## EXERCISE DETAILS
From the data that follows, copy every line holding the string "fraction".

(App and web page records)
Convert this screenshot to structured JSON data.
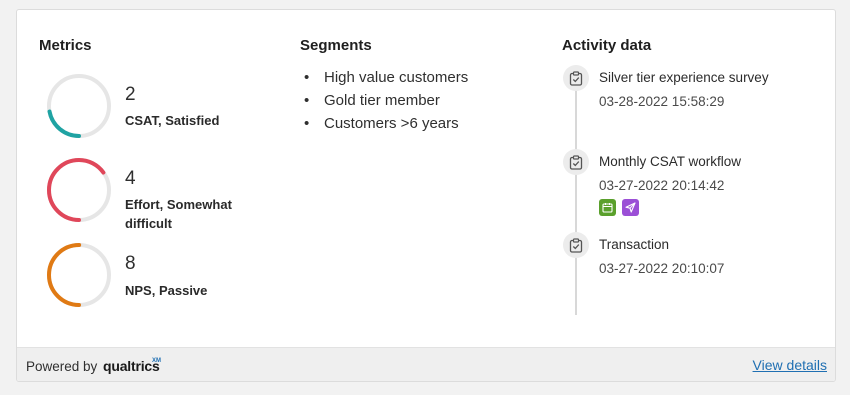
{
  "metrics": {
    "title": "Metrics",
    "items": [
      {
        "value": "2",
        "label": "CSAT, Satisfied",
        "color": "#1fa3a3",
        "fraction": 0.22
      },
      {
        "value": "4",
        "label": "Effort, Somewhat difficult",
        "color": "#e0475a",
        "fraction": 0.65
      },
      {
        "value": "8",
        "label": "NPS, Passive",
        "color": "#e07a14",
        "fraction": 0.5
      }
    ],
    "track_color": "#e6e6e6"
  },
  "segments": {
    "title": "Segments",
    "items": [
      "High value customers",
      "Gold tier member",
      "Customers >6 years"
    ]
  },
  "activity": {
    "title": "Activity data",
    "items": [
      {
        "title": "Silver tier experience survey",
        "time": "03-28-2022 15:58:29",
        "icon": "clipboard-check-icon"
      },
      {
        "title": "Monthly CSAT workflow",
        "time": "03-27-2022 20:14:42",
        "icon": "clipboard-check-icon",
        "badges": [
          {
            "icon": "calendar-icon",
            "color": "#5aa02c"
          },
          {
            "icon": "send-icon",
            "color": "#9b4fd6"
          }
        ]
      },
      {
        "title": "Transaction",
        "time": "03-27-2022 20:10:07",
        "icon": "clipboard-check-icon"
      }
    ]
  },
  "footer": {
    "powered_by": "Powered by",
    "brand": "qualtrics",
    "brand_sup": "XM",
    "link": "View details"
  }
}
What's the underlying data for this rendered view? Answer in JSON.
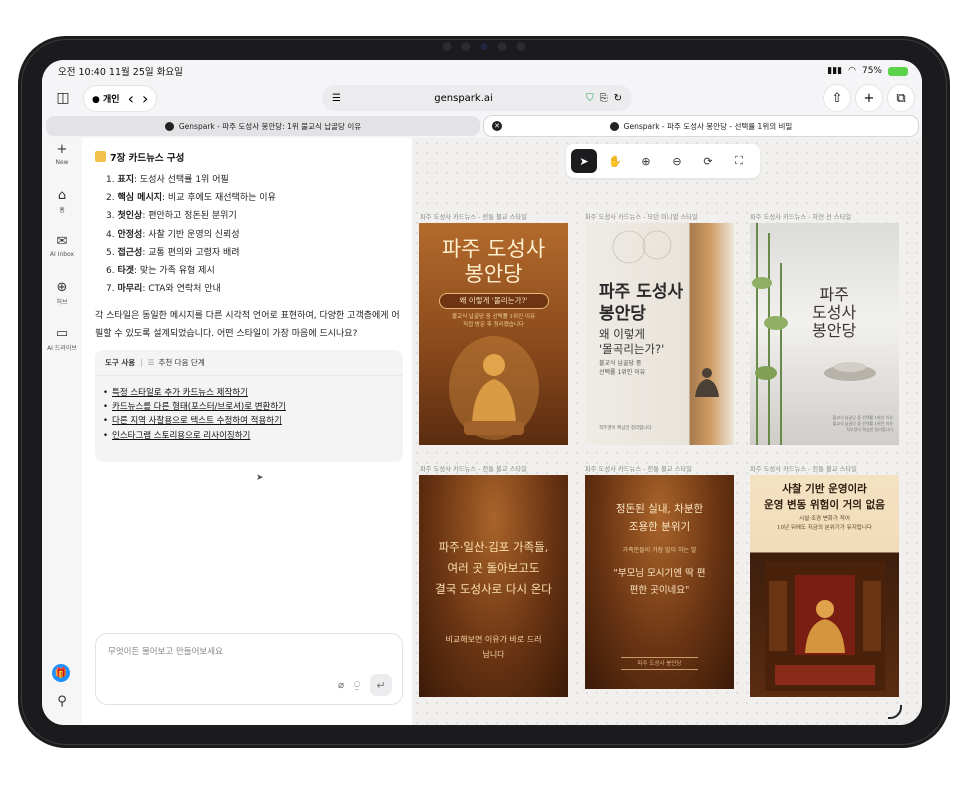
{
  "status": {
    "time": "오전 10:40",
    "date": "11월 25일 화요일",
    "battery": "75%"
  },
  "toolbar": {
    "profile": "개인",
    "url": "genspark.ai"
  },
  "tabs": [
    {
      "label": "Genspark - 파주 도성사 봉안당: 1위 불교식 납골당 이유"
    },
    {
      "label": "Genspark - 파주 도성사 봉안당 - 선택률 1위의 비밀"
    }
  ],
  "sidebar": {
    "new": "New",
    "home": "홈",
    "inbox": "AI Inbox",
    "hub": "허브",
    "drive": "AI 드라이브"
  },
  "chat": {
    "title": "7장 카드뉴스 구성",
    "items": [
      {
        "num": "1.",
        "key": "표지",
        "text": ": 도성사 선택률 1위 어필"
      },
      {
        "num": "2.",
        "key": "핵심 메시지",
        "text": ": 비교 후에도 재선택하는 이유"
      },
      {
        "num": "3.",
        "key": "첫인상",
        "text": ": 편안하고 정돈된 분위기"
      },
      {
        "num": "4.",
        "key": "안정성",
        "text": ": 사찰 기반 운영의 신뢰성"
      },
      {
        "num": "5.",
        "key": "접근성",
        "text": ": 교통 편의와 고령자 배려"
      },
      {
        "num": "6.",
        "key": "타겟",
        "text": ": 맞는 가족 유형 제시"
      },
      {
        "num": "7.",
        "key": "마무리",
        "text": ": CTA와 연락처 안내"
      }
    ],
    "paragraph": "각 스타일은 동일한 메시지를 다른 시각적 언어로 표현하여, 다양한 고객층에게 어필할 수 있도록 설계되었습니다. 어떤 스타일이 가장 마음에 드시나요?",
    "tools_label": "도구 사용",
    "tools_next": "추천 다음 단계",
    "suggestions": [
      "특정 스타일로 추가 카드뉴스 제작하기",
      "카드뉴스를 다른 형태(포스터/브로셔)로 변환하기",
      "다른 지역 사찰용으로 텍스트 수정하여 적용하기",
      "인스타그램 스토리용으로 리사이징하기"
    ],
    "input_placeholder": "무엇이든 물어보고 만들어보세요"
  },
  "canvas": {
    "captions": [
      "파주 도성사 카드뉴스 - 전통 불교 스타일",
      "파주 도성사 카드뉴스 - 모던 미니멀 스타일",
      "파주 도성사 카드뉴스 - 자연 선 스타일",
      "파주 도성사 카드뉴스 - 전통 불교 스타일",
      "파주 도성사 카드뉴스 - 전통 불교 스타일",
      "파주 도성사 카드뉴스 - 전통 불교 스타일"
    ],
    "card1": {
      "title1": "파주 도성사",
      "title2": "봉안당",
      "ribbon": "왜 이렇게 '몰리는가?'",
      "sub1": "불교식 납골당 중 선택률 1위인 이유",
      "sub2": "직접 방문 후 정리했습니다"
    },
    "card2": {
      "title1": "파주 도성사",
      "title2": "봉안당",
      "mid1": "왜 이렇게",
      "mid2": "'몰곡리는가?'",
      "sub1": "불교식 납골당 중",
      "sub2": "선택률 1위인 이유",
      "foot": "직부경이 핵심만 정리합니다"
    },
    "card3": {
      "title1": "파주",
      "title2": "도성사",
      "title3": "봉안당",
      "sub1": "불교식 납골당 중 선택률 1위인 이유",
      "sub2": "불교식 납골당 중 선택률 1위인 이유",
      "sub3": "직부경이 핵심만 정리합니다"
    },
    "card4": {
      "line1": "파주·일산·김포 가족들,",
      "line2": "여러 곳 돌아보고도",
      "line3": "결국 도성사로 다시 온다",
      "foot1": "비교해보면 이유가 바로 드러",
      "foot2": "납니다"
    },
    "card5": {
      "line1": "정돈된 실내, 차분한",
      "line2": "조용한 분위기",
      "sub": "가족분들이 가장 많이 하는 말",
      "q1": "\"부모님 모시기엔 딱 편",
      "q2": "편한 곳이네요\"",
      "foot": "파주 도성사 봉안당"
    },
    "card6": {
      "line1": "사찰 기반 운영이라",
      "line2": "운영 변동 위험이 거의 없음",
      "sub1": "시설·조경 변화가 적어",
      "sub2": "10년 뒤에도 지금의 분위기가 유지됩니다"
    }
  }
}
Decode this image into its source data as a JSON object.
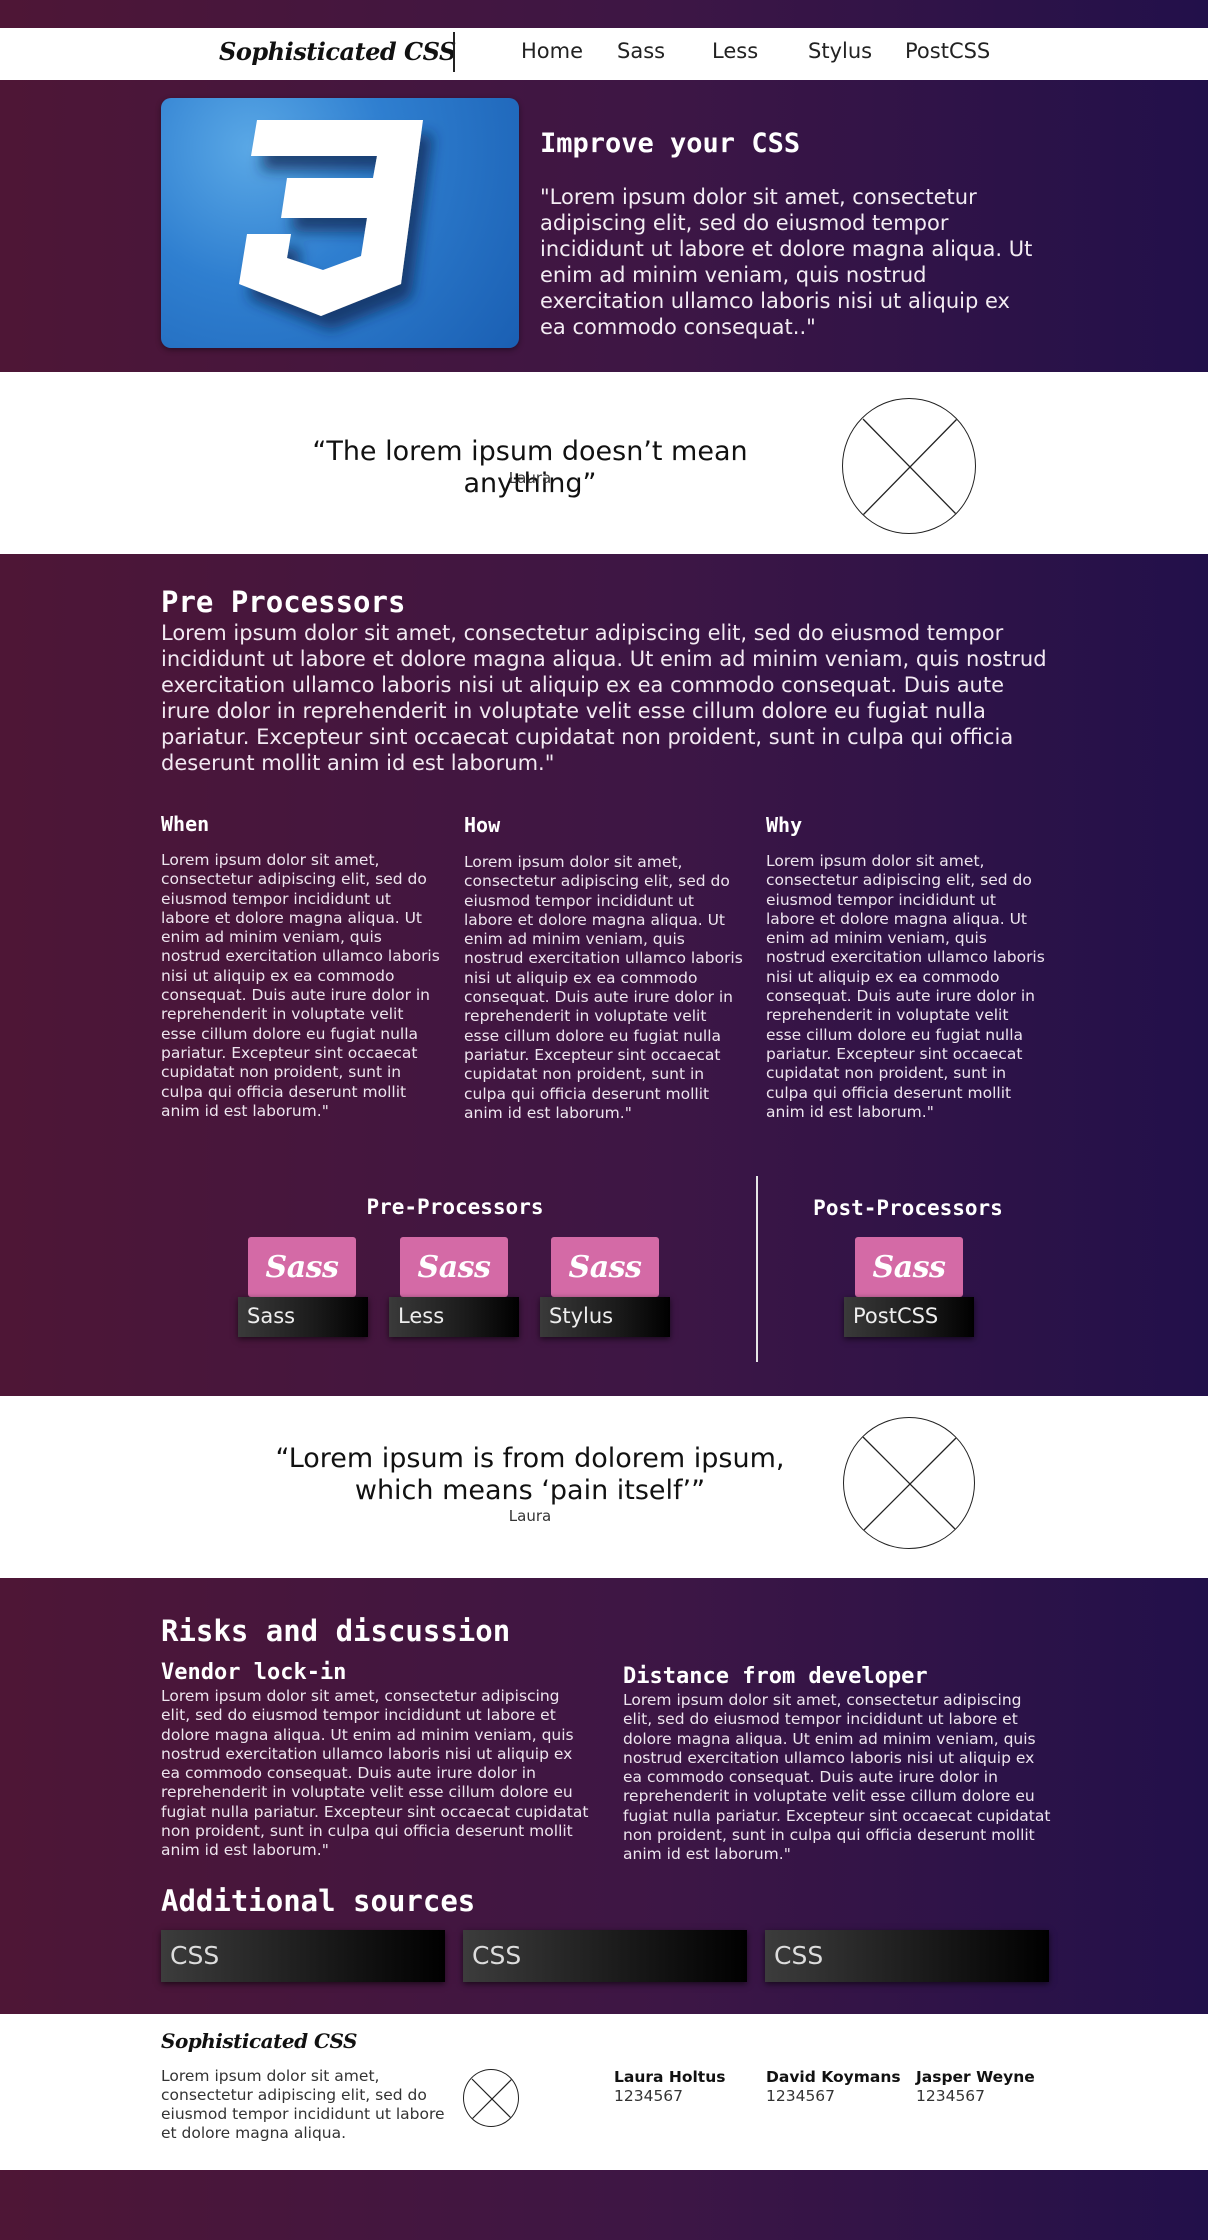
{
  "nav": {
    "logo": "Sophisticated CSS",
    "links": [
      "Home",
      "Sass",
      "Less",
      "Stylus",
      "PostCSS"
    ]
  },
  "hero": {
    "logo_number": "3",
    "title": "Improve your CSS",
    "text": "\"Lorem ipsum dolor sit amet, consectetur adipiscing elit, sed do eiusmod tempor incididunt ut labore et dolore magna aliqua. Ut enim ad minim veniam, quis nostrud exercitation ullamco laboris nisi ut aliquip ex ea commodo consequat..\""
  },
  "quote1": {
    "text": "“The lorem ipsum doesn’t mean anything”",
    "author": "Laura"
  },
  "pre_processors": {
    "title": "Pre Processors",
    "intro": "Lorem ipsum dolor sit amet, consectetur adipiscing elit, sed do eiusmod tempor incididunt ut labore et dolore magna aliqua. Ut enim ad minim veniam, quis nostrud exercitation ullamco laboris nisi ut aliquip ex ea commodo consequat. Duis aute irure dolor in reprehenderit in voluptate velit esse cillum dolore eu fugiat nulla pariatur. Excepteur sint occaecat cupidatat non proident, sunt in culpa qui officia deserunt mollit anim id est laborum.\"",
    "columns": [
      {
        "title": "When",
        "text": "Lorem ipsum dolor sit amet, consectetur adipiscing elit, sed do eiusmod tempor incididunt ut labore et dolore magna aliqua. Ut enim ad minim veniam, quis nostrud exercitation ullamco laboris nisi ut aliquip ex ea commodo consequat. Duis aute irure dolor in reprehenderit in voluptate velit esse cillum dolore eu fugiat nulla pariatur. Excepteur sint occaecat cupidatat non proident, sunt in culpa qui officia deserunt mollit anim id est laborum.\""
      },
      {
        "title": "How",
        "text": "Lorem ipsum dolor sit amet, consectetur adipiscing elit, sed do eiusmod tempor incididunt ut labore et dolore magna aliqua. Ut enim ad minim veniam, quis nostrud exercitation ullamco laboris nisi ut aliquip ex ea commodo consequat. Duis aute irure dolor in reprehenderit in voluptate velit esse cillum dolore eu fugiat nulla pariatur. Excepteur sint occaecat cupidatat non proident, sunt in culpa qui officia deserunt mollit anim id est laborum.\""
      },
      {
        "title": "Why",
        "text": "Lorem ipsum dolor sit amet, consectetur adipiscing elit, sed do eiusmod tempor incididunt ut labore et dolore magna aliqua. Ut enim ad minim veniam, quis nostrud exercitation ullamco laboris nisi ut aliquip ex ea commodo consequat. Duis aute irure dolor in reprehenderit in voluptate velit esse cillum dolore eu fugiat nulla pariatur. Excepteur sint occaecat cupidatat non proident, sunt in culpa qui officia deserunt mollit anim id est laborum.\""
      }
    ]
  },
  "processors": {
    "pre_title": "Pre-Processors",
    "post_title": "Post-Processors",
    "card_logo": "Sass",
    "pre": [
      "Sass",
      "Less",
      "Stylus"
    ],
    "post": [
      "PostCSS"
    ],
    "card_color": "#d46aa6"
  },
  "quote2": {
    "text": "“Lorem ipsum is from dolorem ipsum, which means ‘pain itself’”",
    "author": "Laura"
  },
  "risks": {
    "title": "Risks and discussion",
    "items": [
      {
        "title": "Vendor lock-in",
        "text": "Lorem ipsum dolor sit amet, consectetur adipiscing elit, sed do eiusmod tempor incididunt ut labore et dolore magna aliqua. Ut enim ad minim veniam, quis nostrud exercitation ullamco laboris nisi ut aliquip ex ea commodo consequat. Duis aute irure dolor in reprehenderit in voluptate velit esse cillum dolore eu fugiat nulla pariatur. Excepteur sint occaecat cupidatat non proident, sunt in culpa qui officia deserunt mollit anim id est laborum.\""
      },
      {
        "title": "Distance from developer",
        "text": "Lorem ipsum dolor sit amet, consectetur adipiscing elit, sed do eiusmod tempor incididunt ut labore et dolore magna aliqua. Ut enim ad minim veniam, quis nostrud exercitation ullamco laboris nisi ut aliquip ex ea commodo consequat. Duis aute irure dolor in reprehenderit in voluptate velit esse cillum dolore eu fugiat nulla pariatur. Excepteur sint occaecat cupidatat non proident, sunt in culpa qui officia deserunt mollit anim id est laborum.\""
      }
    ]
  },
  "sources": {
    "title": "Additional sources",
    "buttons": [
      "CSS",
      "CSS",
      "CSS"
    ]
  },
  "footer": {
    "logo": "Sophisticated CSS",
    "text": "Lorem ipsum dolor sit amet, consectetur adipiscing elit, sed do eiusmod tempor incididunt ut labore et dolore magna aliqua.",
    "contacts": [
      {
        "name": "Laura Holtus",
        "number": "1234567"
      },
      {
        "name": "David Koymans",
        "number": "1234567"
      },
      {
        "name": "Jasper Weyne",
        "number": "1234567"
      }
    ]
  },
  "colors": {
    "gradient_left": "#4e1636",
    "gradient_right": "#22104a",
    "sass_pink": "#d46aa6",
    "css3_blue": "#2f7fd0"
  }
}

## SOLVED PROBLEM
        "fraction": 0.22
        "fraction": 0.65
        "fraction": 0.5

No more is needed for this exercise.